Problem details:
Where a line below holds the string "entity", that line goes into the answer.

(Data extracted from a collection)

* * * * * * *

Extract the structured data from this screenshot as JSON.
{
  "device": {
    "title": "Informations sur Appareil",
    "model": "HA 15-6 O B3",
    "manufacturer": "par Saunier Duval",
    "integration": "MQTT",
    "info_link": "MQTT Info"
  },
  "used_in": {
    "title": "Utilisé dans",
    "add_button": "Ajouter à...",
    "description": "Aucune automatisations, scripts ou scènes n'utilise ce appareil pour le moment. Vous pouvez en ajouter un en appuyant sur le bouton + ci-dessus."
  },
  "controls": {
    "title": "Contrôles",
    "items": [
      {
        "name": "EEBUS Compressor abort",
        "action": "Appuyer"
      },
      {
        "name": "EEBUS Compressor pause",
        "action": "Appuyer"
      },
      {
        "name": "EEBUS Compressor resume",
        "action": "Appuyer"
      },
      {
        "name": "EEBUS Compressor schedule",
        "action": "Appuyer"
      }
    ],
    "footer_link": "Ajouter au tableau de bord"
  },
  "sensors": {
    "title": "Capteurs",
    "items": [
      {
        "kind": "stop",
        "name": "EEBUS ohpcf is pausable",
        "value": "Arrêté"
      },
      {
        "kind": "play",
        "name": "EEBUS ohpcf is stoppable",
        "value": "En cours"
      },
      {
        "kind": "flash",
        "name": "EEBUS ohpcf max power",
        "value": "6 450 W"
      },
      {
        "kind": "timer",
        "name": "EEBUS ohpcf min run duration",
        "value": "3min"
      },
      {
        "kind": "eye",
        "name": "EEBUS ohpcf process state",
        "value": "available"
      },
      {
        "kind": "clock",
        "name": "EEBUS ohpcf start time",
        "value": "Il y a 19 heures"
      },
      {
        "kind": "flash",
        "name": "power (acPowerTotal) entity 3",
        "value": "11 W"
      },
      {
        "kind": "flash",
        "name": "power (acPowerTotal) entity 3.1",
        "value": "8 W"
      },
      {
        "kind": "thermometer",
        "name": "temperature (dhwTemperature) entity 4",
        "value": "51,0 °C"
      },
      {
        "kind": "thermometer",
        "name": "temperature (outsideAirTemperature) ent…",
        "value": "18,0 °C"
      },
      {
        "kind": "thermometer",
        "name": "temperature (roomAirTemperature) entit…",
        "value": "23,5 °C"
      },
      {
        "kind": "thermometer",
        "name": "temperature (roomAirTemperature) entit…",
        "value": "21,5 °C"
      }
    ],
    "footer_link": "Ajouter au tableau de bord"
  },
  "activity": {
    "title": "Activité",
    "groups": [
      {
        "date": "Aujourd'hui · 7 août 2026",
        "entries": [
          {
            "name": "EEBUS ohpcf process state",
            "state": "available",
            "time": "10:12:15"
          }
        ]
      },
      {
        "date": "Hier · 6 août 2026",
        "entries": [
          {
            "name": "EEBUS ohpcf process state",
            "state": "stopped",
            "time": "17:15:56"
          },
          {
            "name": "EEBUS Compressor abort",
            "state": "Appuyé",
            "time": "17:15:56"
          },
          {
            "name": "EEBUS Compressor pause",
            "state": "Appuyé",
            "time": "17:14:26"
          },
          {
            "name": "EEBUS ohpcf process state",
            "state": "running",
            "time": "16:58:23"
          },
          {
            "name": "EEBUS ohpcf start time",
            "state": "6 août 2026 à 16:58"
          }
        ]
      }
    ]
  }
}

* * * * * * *

Response:
        "name": "power (acPowerTotal) entity 3",
        "name": "power (acPowerTotal) entity 3.1",
        "name": "temperature (dhwTemperature) entity 4",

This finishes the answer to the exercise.